When COVID-19 first began spreading around the world, there was near-universal concern among experts that countries in Africa could be hit particularly hard, with high rates of transmission that could quickly overwhelm the poor health care systems. But nine months into the pandemic, which has affected over 32 million people and caused more than 990,000 deaths around the world, most African countries have fared significantly better than other parts of the world.
While the U.S. reached 200,000 COVID-19 deaths and the world approaches 1 million, Africa’s surge has been leveling off. Its 1.6 million confirmed cases are far from the horrors predicted. Antibody testing is expected to show many more infections, but most cases are asymptomatic. Just over 33,000 deaths are confirmed on the continent of 1.3 billion people.
“Africa is doing a lot of things right the rest of the world isn’t,” said Gayle Smith, a former administrator with the U.S. Agency for International Development.
Several news reports and opinions assumed that a large number of Africans ‘would just die.’
While so much about the virus and how it operates remains unclear, sub-Saharan Africa so far has dodged a deadly wave of coronavirus cases. Many factors have contributed to this. A number of West African nations already had a pandemic response infrastructure in place from the Ebola outbreak of late 2013 to 2016.
Part of that success also owes to aggressive measures enacted early in the pandemic to restrict people’s movements and slow transmissions within communities, said Dr. Matshidiso Moeti, the WHO’s regional director for Africa.

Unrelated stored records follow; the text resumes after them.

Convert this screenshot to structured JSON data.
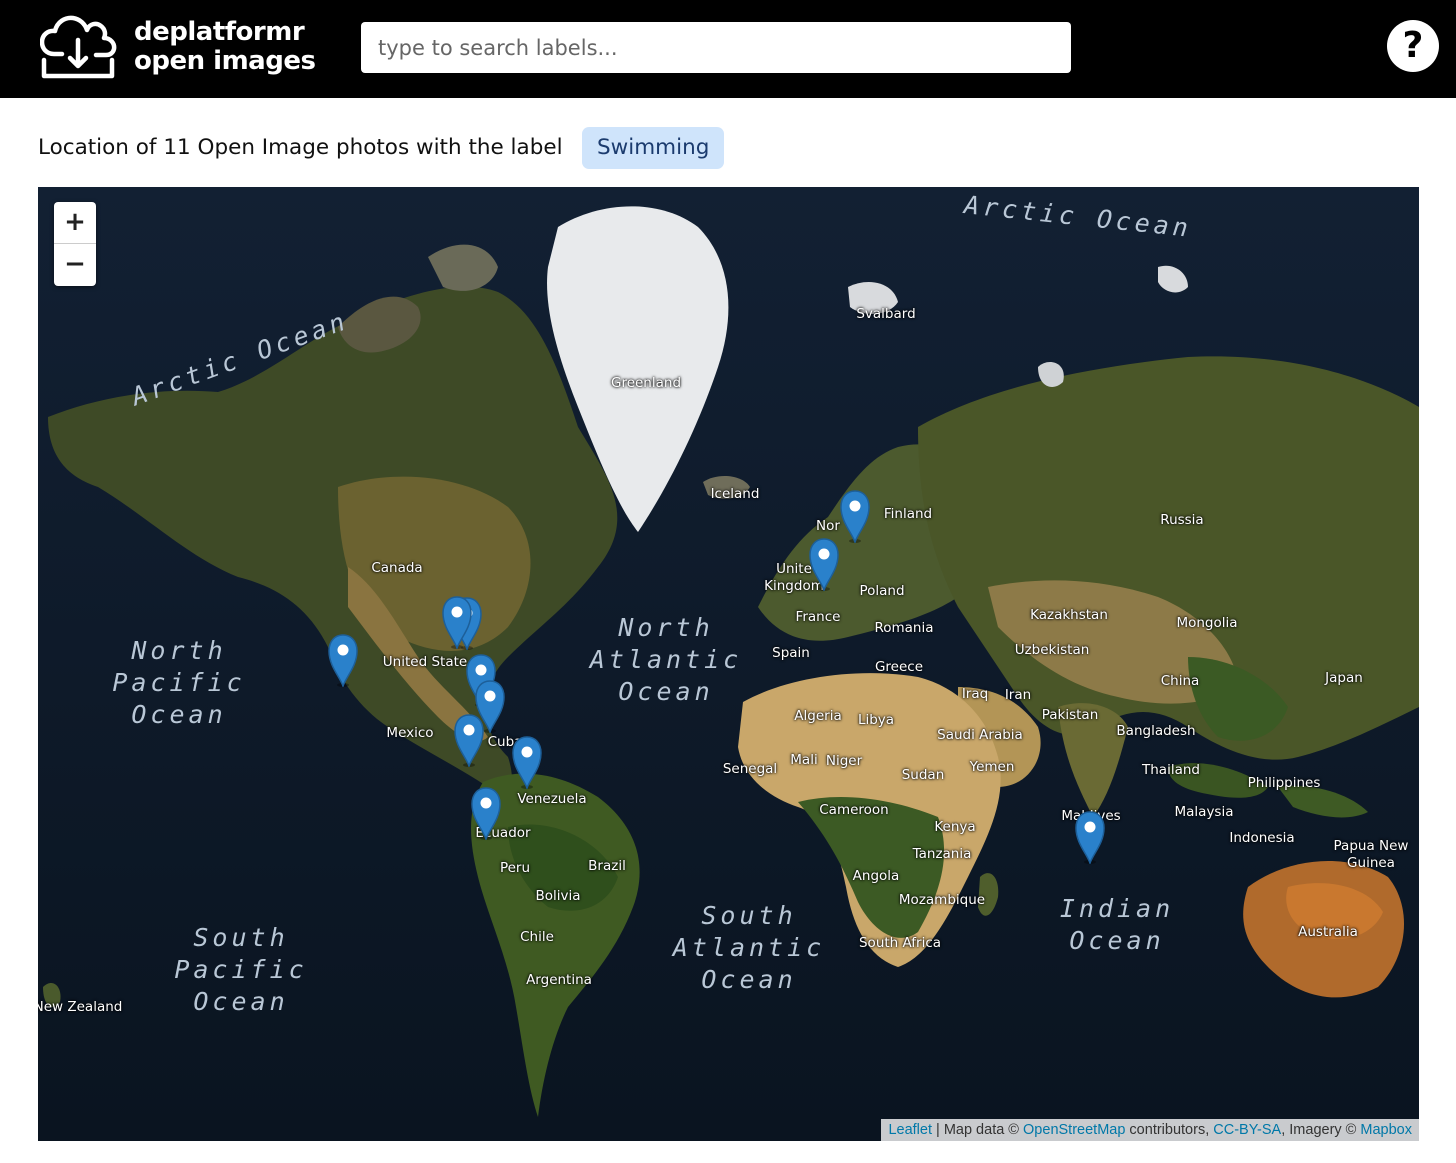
{
  "header": {
    "brand_line1": "deplatformr",
    "brand_line2": "open images",
    "logo_icon": "cloud-download-icon",
    "search_placeholder": "type to search labels...",
    "help_label": "?",
    "help_icon": "question-icon"
  },
  "caption": {
    "text": "Location of 11 Open Image photos with the label",
    "label": "Swimming"
  },
  "map": {
    "zoom_in": "+",
    "zoom_out": "−",
    "oceans": [
      {
        "key": "arctic_east",
        "lines": [
          "Arctic Ocean"
        ]
      },
      {
        "key": "arctic_west",
        "lines": [
          "Arctic Ocean"
        ]
      },
      {
        "key": "north_pacific",
        "lines": [
          "North",
          "Pacific",
          "Ocean"
        ]
      },
      {
        "key": "north_atlantic",
        "lines": [
          "North",
          "Atlantic",
          "Ocean"
        ]
      },
      {
        "key": "south_pacific",
        "lines": [
          "South",
          "Pacific",
          "Ocean"
        ]
      },
      {
        "key": "south_atlantic",
        "lines": [
          "South",
          "Atlantic",
          "Ocean"
        ]
      },
      {
        "key": "indian",
        "lines": [
          "Indian",
          "Ocean"
        ]
      }
    ],
    "places": [
      "Svalbard",
      "Greenland",
      "Iceland",
      "Finland",
      "Nor",
      "Unite",
      "Kingdom",
      "Russia",
      "Canada",
      "Poland",
      "France",
      "Romania",
      "Kazakhstan",
      "Mongolia",
      "Spain",
      "Greece",
      "Uzbekistan",
      "United State",
      "China",
      "Japan",
      "Iraq",
      "Iran",
      "Libya",
      "Algeria",
      "Pakistan",
      "Saudi Arabia",
      "Mexico",
      "Cuba",
      "Bangladesh",
      "Mali",
      "Niger",
      "Yemen",
      "Senegal",
      "Sudan",
      "Thailand",
      "Philippines",
      "Venezuela",
      "Cameroon",
      "Malaysia",
      "Maldives",
      "Kenya",
      "Ecuador",
      "Indonesia",
      "Papua New",
      "Guinea",
      "Tanzania",
      "Peru",
      "Brazil",
      "Angola",
      "Bolivia",
      "Mozambique",
      "Chile",
      "South Africa",
      "Australia",
      "Argentina",
      "New Zealand"
    ],
    "marker_count": 11,
    "marker_color": "#2a81cb",
    "attribution": {
      "leaflet": "Leaflet",
      "sep1": " | Map data © ",
      "osm": "OpenStreetMap",
      "contrib": " contributors, ",
      "license": "CC-BY-SA",
      "imagery": ", Imagery © ",
      "mapbox": "Mapbox"
    }
  }
}
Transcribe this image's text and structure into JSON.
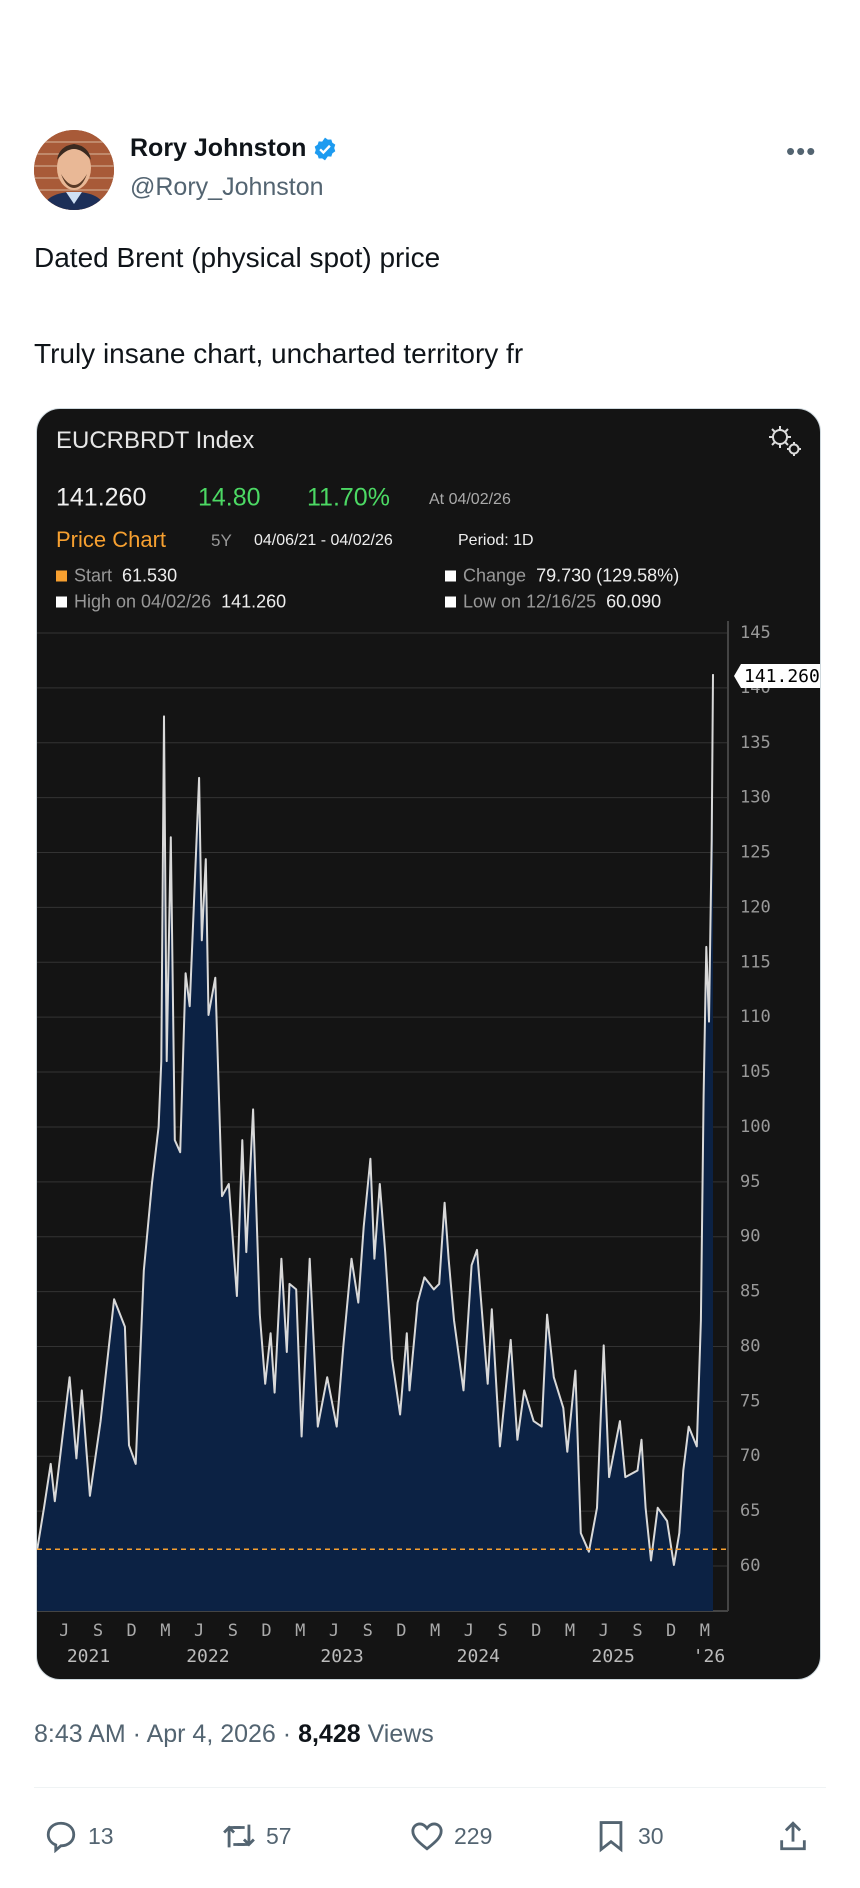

“Governments took early, quite drastic action through the lockdowns at great cost to their economies,” Moeti said in a press briefing. “This has bought us some time.” However, upticks are already being observed in South Africa, Algeria, Mauritania and Ghana, likely as a direct result of the reopening of cities in May and June.
The WHO has stressed that the next few months — in Africa but also elsewhere — will be very important to stave off an anticipated second wave of infections.